◆ Assigned task ◆
If a line of the listing contains the string "Systemsteuerung", return that line.

◆ Data for the task ◆

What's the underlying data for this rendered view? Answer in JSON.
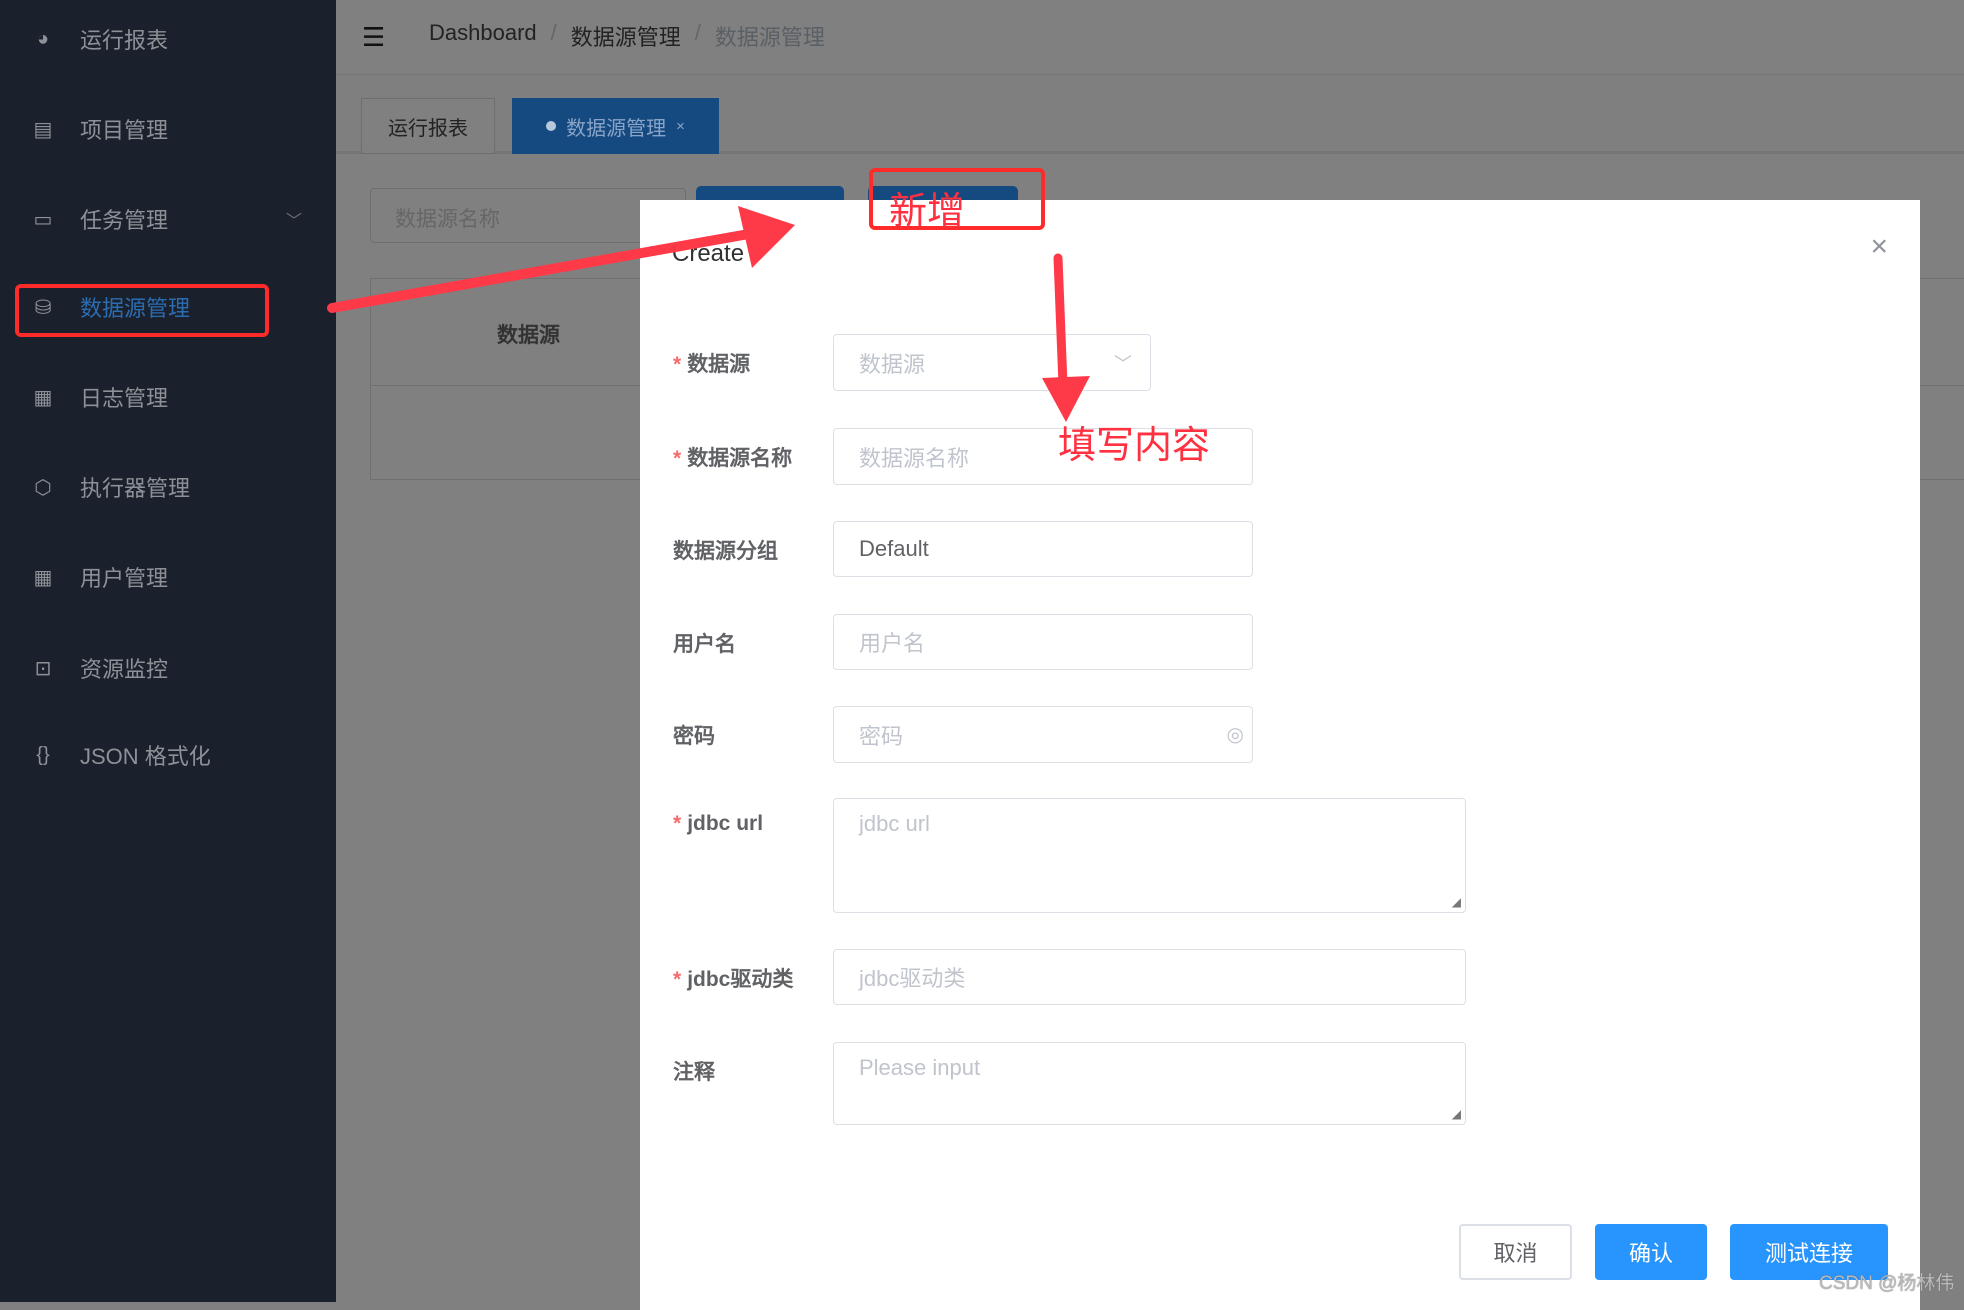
{
  "sidebar": {
    "items": [
      {
        "label": "运行报表",
        "icon": "dashboard-icon"
      },
      {
        "label": "项目管理",
        "icon": "project-icon"
      },
      {
        "label": "任务管理",
        "icon": "monitor-icon",
        "expandable": true
      },
      {
        "label": "数据源管理",
        "icon": "database-icon",
        "active": true
      },
      {
        "label": "日志管理",
        "icon": "document-icon"
      },
      {
        "label": "执行器管理",
        "icon": "executor-icon"
      },
      {
        "label": "用户管理",
        "icon": "grid-icon"
      },
      {
        "label": "资源监控",
        "icon": "monitor-resource-icon"
      },
      {
        "label": "JSON 格式化",
        "icon": "braces-icon"
      }
    ]
  },
  "header": {
    "breadcrumb": [
      "Dashboard",
      "数据源管理",
      "数据源管理"
    ],
    "separator": "/"
  },
  "tabs": [
    {
      "label": "运行报表"
    },
    {
      "label": "数据源管理",
      "active": true,
      "close": "×"
    }
  ],
  "background": {
    "search_placeholder": "数据源名称",
    "table_header": "数据源"
  },
  "dialog": {
    "title": "Create",
    "close": "×",
    "fields": [
      {
        "label": "数据源",
        "required": true,
        "placeholder": "数据源",
        "type": "select"
      },
      {
        "label": "数据源名称",
        "required": true,
        "placeholder": "数据源名称"
      },
      {
        "label": "数据源分组",
        "value": "Default"
      },
      {
        "label": "用户名",
        "placeholder": "用户名"
      },
      {
        "label": "密码",
        "placeholder": "密码",
        "type": "password"
      },
      {
        "label": "jdbc url",
        "required": true,
        "placeholder": "jdbc url",
        "type": "textarea"
      },
      {
        "label": "jdbc驱动类",
        "required": true,
        "placeholder": "jdbc驱动类"
      },
      {
        "label": "注释",
        "placeholder": "Please input",
        "type": "textarea"
      }
    ],
    "buttons": {
      "cancel": "取消",
      "confirm": "确认",
      "test": "测试连接"
    }
  },
  "annotations": {
    "add": "新增",
    "fill": "填写内容",
    "color": "#ff3040"
  },
  "watermark": "CSDN @杨林伟",
  "colors": {
    "primary": "#2894fe",
    "sidebar": "#1b212c",
    "active": "#2b6cb0"
  }
}
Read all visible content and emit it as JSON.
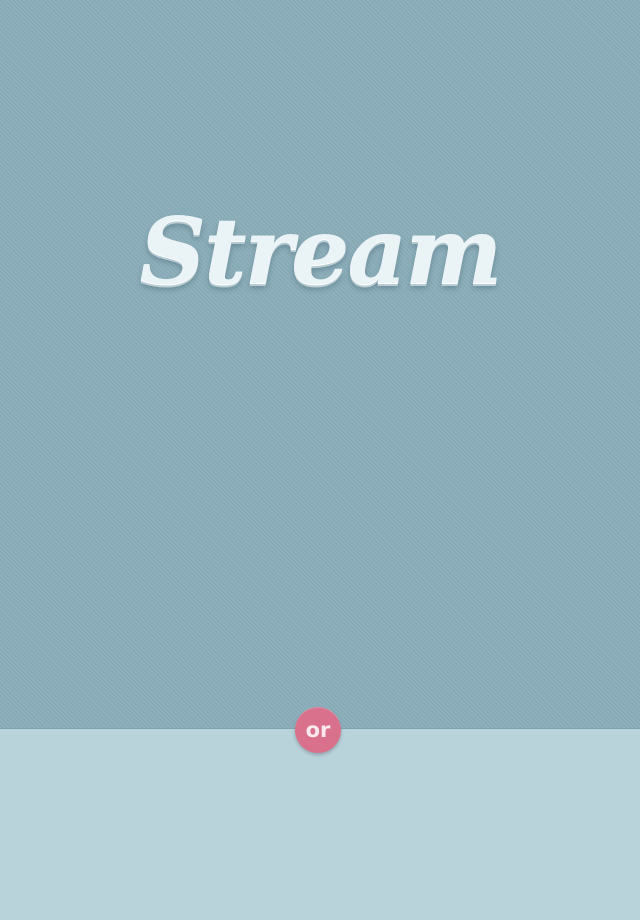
{
  "brand": {
    "logo_text": "Stream"
  },
  "separator": {
    "label": "or"
  },
  "colors": {
    "top_background": "#8cb0bc",
    "bottom_background": "#b9d3da",
    "badge": "#d9718c",
    "logo": "#eaf3f6"
  }
}
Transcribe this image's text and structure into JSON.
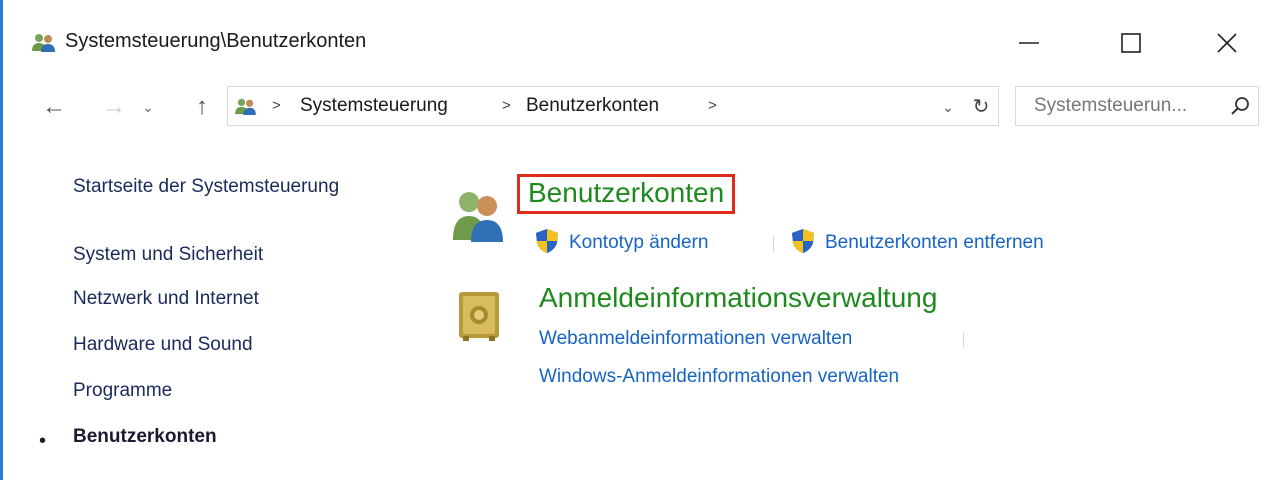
{
  "window": {
    "title": "Systemsteuerung\\Benutzerkonten",
    "controls": {
      "minimize": "minimize",
      "maximize": "maximize",
      "close": "close"
    }
  },
  "address_bar": {
    "breadcrumbs": [
      "Systemsteuerung",
      "Benutzerkonten"
    ],
    "search_placeholder": "Systemsteuerun..."
  },
  "sidebar": {
    "items": [
      {
        "label": "Startseite der Systemsteuerung"
      },
      {
        "label": "System und Sicherheit"
      },
      {
        "label": "Netzwerk und Internet"
      },
      {
        "label": "Hardware und Sound"
      },
      {
        "label": "Programme"
      },
      {
        "label": "Benutzerkonten",
        "active": true
      }
    ]
  },
  "main": {
    "categories": [
      {
        "title": "Benutzerkonten",
        "icon": "users-icon",
        "links": [
          "Kontotyp ändern",
          "Benutzerkonten entfernen"
        ]
      },
      {
        "title": "Anmeldeinformationsverwaltung",
        "icon": "vault-icon",
        "links": [
          "Webanmeldeinformationen verwalten",
          "Windows-Anmeldeinformationen verwalten"
        ]
      }
    ]
  },
  "colors": {
    "accent_border": "#2b7bd6",
    "category_green": "#1e8a1e",
    "link_blue": "#1664c4",
    "highlight_red": "#e02b1b"
  }
}
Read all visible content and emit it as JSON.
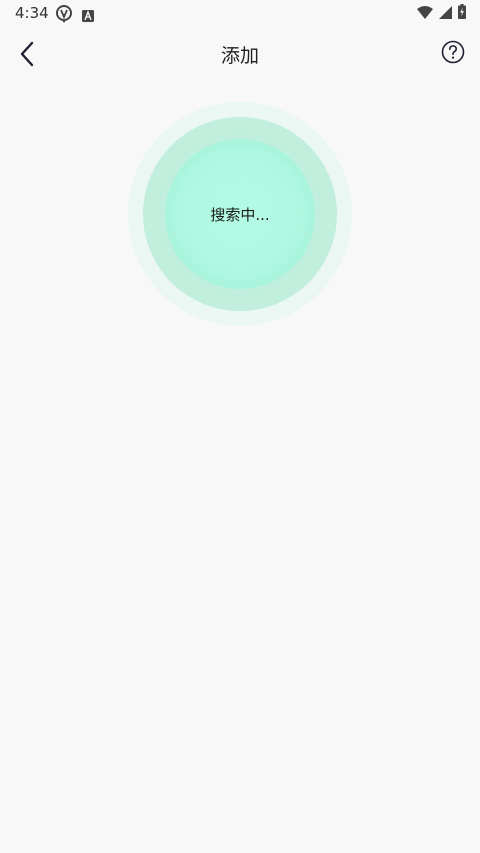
{
  "status_bar": {
    "time": "4:34"
  },
  "header": {
    "title": "添加"
  },
  "radar": {
    "status_text": "搜索中..."
  },
  "colors": {
    "background": "#f8f8f8",
    "accent_inner": "#b0f7e1",
    "accent_mid": "#c2eedd",
    "accent_outer": "#eaf7f2"
  },
  "icons": {
    "back": "chevron-left-icon",
    "help": "question-circle-icon"
  }
}
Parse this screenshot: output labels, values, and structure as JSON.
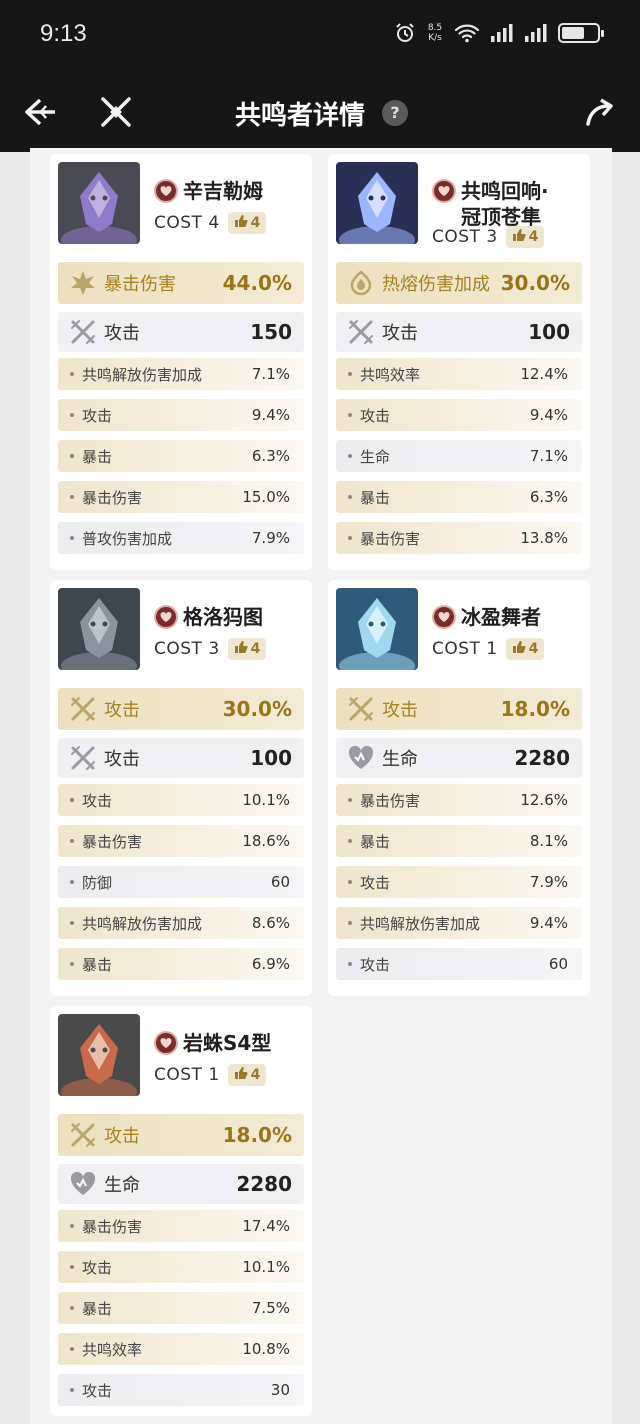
{
  "status_bar": {
    "time": "9:13",
    "speed_top": "8.5",
    "speed_unit": "K/s"
  },
  "nav": {
    "title": "共鸣者详情",
    "help": "?"
  },
  "echoes": [
    {
      "name": "辛吉勒姆",
      "cost": "COST 4",
      "level": "4",
      "main": {
        "label": "暴击伤害",
        "value": "44.0%",
        "icon": "crit-damage-icon"
      },
      "sub": {
        "label": "攻击",
        "value": "150",
        "icon": "attack-icon"
      },
      "stats": [
        {
          "label": "共鸣解放伤害加成",
          "value": "7.1%",
          "tone": "gold"
        },
        {
          "label": "攻击",
          "value": "9.4%",
          "tone": "gold"
        },
        {
          "label": "暴击",
          "value": "6.3%",
          "tone": "gold"
        },
        {
          "label": "暴击伤害",
          "value": "15.0%",
          "tone": "gold"
        },
        {
          "label": "普攻伤害加成",
          "value": "7.9%",
          "tone": "plain"
        }
      ]
    },
    {
      "name": "共鸣回响·冠顶苍隼",
      "name_line1": "共鸣回响·",
      "name_line2": "冠顶苍隼",
      "cost": "COST 3",
      "level": "4",
      "main": {
        "label": "热熔伤害加成",
        "value": "30.0%",
        "icon": "fusion-damage-icon"
      },
      "sub": {
        "label": "攻击",
        "value": "100",
        "icon": "attack-icon"
      },
      "stats": [
        {
          "label": "共鸣效率",
          "value": "12.4%",
          "tone": "gold"
        },
        {
          "label": "攻击",
          "value": "9.4%",
          "tone": "gold"
        },
        {
          "label": "生命",
          "value": "7.1%",
          "tone": "plain"
        },
        {
          "label": "暴击",
          "value": "6.3%",
          "tone": "gold"
        },
        {
          "label": "暴击伤害",
          "value": "13.8%",
          "tone": "gold"
        }
      ]
    },
    {
      "name": "格洛犸图",
      "cost": "COST 3",
      "level": "4",
      "main": {
        "label": "攻击",
        "value": "30.0%",
        "icon": "attack-icon"
      },
      "sub": {
        "label": "攻击",
        "value": "100",
        "icon": "attack-icon"
      },
      "stats": [
        {
          "label": "攻击",
          "value": "10.1%",
          "tone": "gold"
        },
        {
          "label": "暴击伤害",
          "value": "18.6%",
          "tone": "gold"
        },
        {
          "label": "防御",
          "value": "60",
          "tone": "plain"
        },
        {
          "label": "共鸣解放伤害加成",
          "value": "8.6%",
          "tone": "gold"
        },
        {
          "label": "暴击",
          "value": "6.9%",
          "tone": "gold"
        }
      ]
    },
    {
      "name": "冰盈舞者",
      "cost": "COST 1",
      "level": "4",
      "main": {
        "label": "攻击",
        "value": "18.0%",
        "icon": "attack-icon"
      },
      "sub": {
        "label": "生命",
        "value": "2280",
        "icon": "hp-icon"
      },
      "stats": [
        {
          "label": "暴击伤害",
          "value": "12.6%",
          "tone": "gold"
        },
        {
          "label": "暴击",
          "value": "8.1%",
          "tone": "gold"
        },
        {
          "label": "攻击",
          "value": "7.9%",
          "tone": "gold"
        },
        {
          "label": "共鸣解放伤害加成",
          "value": "9.4%",
          "tone": "gold"
        },
        {
          "label": "攻击",
          "value": "60",
          "tone": "plain"
        }
      ]
    },
    {
      "name": "岩蛛S4型",
      "cost": "COST 1",
      "level": "4",
      "main": {
        "label": "攻击",
        "value": "18.0%",
        "icon": "attack-icon"
      },
      "sub": {
        "label": "生命",
        "value": "2280",
        "icon": "hp-icon"
      },
      "stats": [
        {
          "label": "暴击伤害",
          "value": "17.4%",
          "tone": "gold"
        },
        {
          "label": "攻击",
          "value": "10.1%",
          "tone": "gold"
        },
        {
          "label": "暴击",
          "value": "7.5%",
          "tone": "gold"
        },
        {
          "label": "共鸣效率",
          "value": "10.8%",
          "tone": "gold"
        },
        {
          "label": "攻击",
          "value": "30",
          "tone": "plain"
        }
      ]
    }
  ],
  "colors": {
    "header_bg": "#161616",
    "gold_text": "#9a7416",
    "gold_bg": "#ece0bf",
    "page_bg": "#e9e9ea"
  }
}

◆ Answer for the task ◆
    "title": "Systemsteuerung\\Benutzerkonten",
      "Systemsteuerung",
        "label": "Startseite der Systemsteuerung"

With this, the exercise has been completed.